My latest album, Hollow Bone just came out.  There is currently a remix album being made, and I’m doing a remix contest for it. 

I’m also working on a collaboration with The Polish Ambassador and Mr. Lif, a hip hop MC and the three of us are doing a whole album together.  We’re doing a Fall tour, around the whole country, and we’re in the midst of doing a launch for that.  We are integrating permaculture and calling it “A Permaculture Action Tour.”   We have a team of people working with us that are helping us connect in to local groups in each city we go to.  On every Sunday of the tour we are going to build or plant a garden and do hands on work to benefit that community directly.  We are doing an IndieGogo to bring that permaculture team on the road with us.  There’s so much that needs to happen in the world, so we are trying to light people up, spark curiosity, interest and action with permaculture and sustainability. 

What do you consider the most important part of the work you do?

The most important part of the work I do, is what I don’t do.  It’s the things I can’t take credit for.  It’s the way that life or spirit or soul, this higher good of all beings that can come through each of us, that feels like the most important part.  If I said anything else right now, it wouldn’t be true.

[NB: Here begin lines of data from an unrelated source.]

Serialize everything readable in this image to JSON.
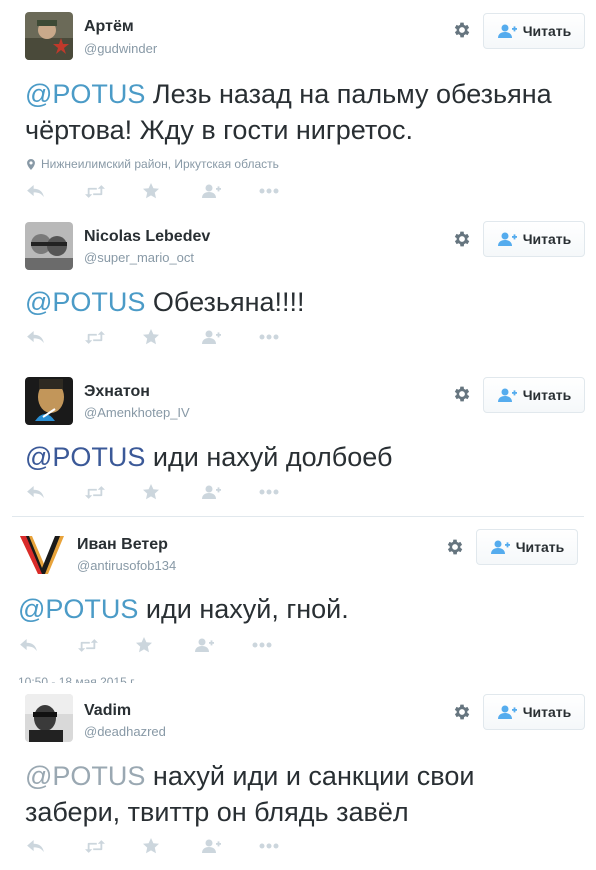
{
  "follow_label": "Читать",
  "colors": {
    "mention": "#4b9bc7",
    "text": "#292f33",
    "muted": "#8899a6",
    "icon": "#ccd6dd"
  },
  "tweets": [
    {
      "name": "Артём",
      "handle": "@gudwinder",
      "mention": "@POTUS",
      "text_line1": " Лезь назад на пальму обезьяна",
      "text_line2": "чёртова! Жду в гости нигретос.",
      "location": "Нижнеилимский район, Иркутская область"
    },
    {
      "name": "Nicolas Lebedev",
      "handle": "@super_mario_oct",
      "mention": "@POTUS",
      "text_line1": " Обезьяна!!!!"
    },
    {
      "name": "Эхнатон",
      "handle": "@Amenkhotep_IV",
      "mention": "@POTUS",
      "text_line1": " иди нахуй долбоеб"
    },
    {
      "name": "Иван Ветер",
      "handle": "@antirusofob134",
      "mention": "@POTUS",
      "text_line1": " иди нахуй, гной."
    },
    {
      "name": "Vadim",
      "handle": "@deadhazred",
      "mention": "@POTUS",
      "text_line1": " нахуй иди и санкции свои",
      "text_line2": "забери, твиттр он блядь завёл"
    }
  ],
  "timestamp": "10:50 - 18 мая 2015 г.",
  "icons": [
    "reply-icon",
    "retweet-icon",
    "favorite-icon",
    "follow-icon",
    "more-icon",
    "gear-icon",
    "location-pin-icon"
  ]
}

If there was one thing you’d want every person to learn from your music, what would that be?

To learn how to love themselves and accept themselves completely and have their love so filled up that it extends to every human, animal and living thing on this planet.  

More love.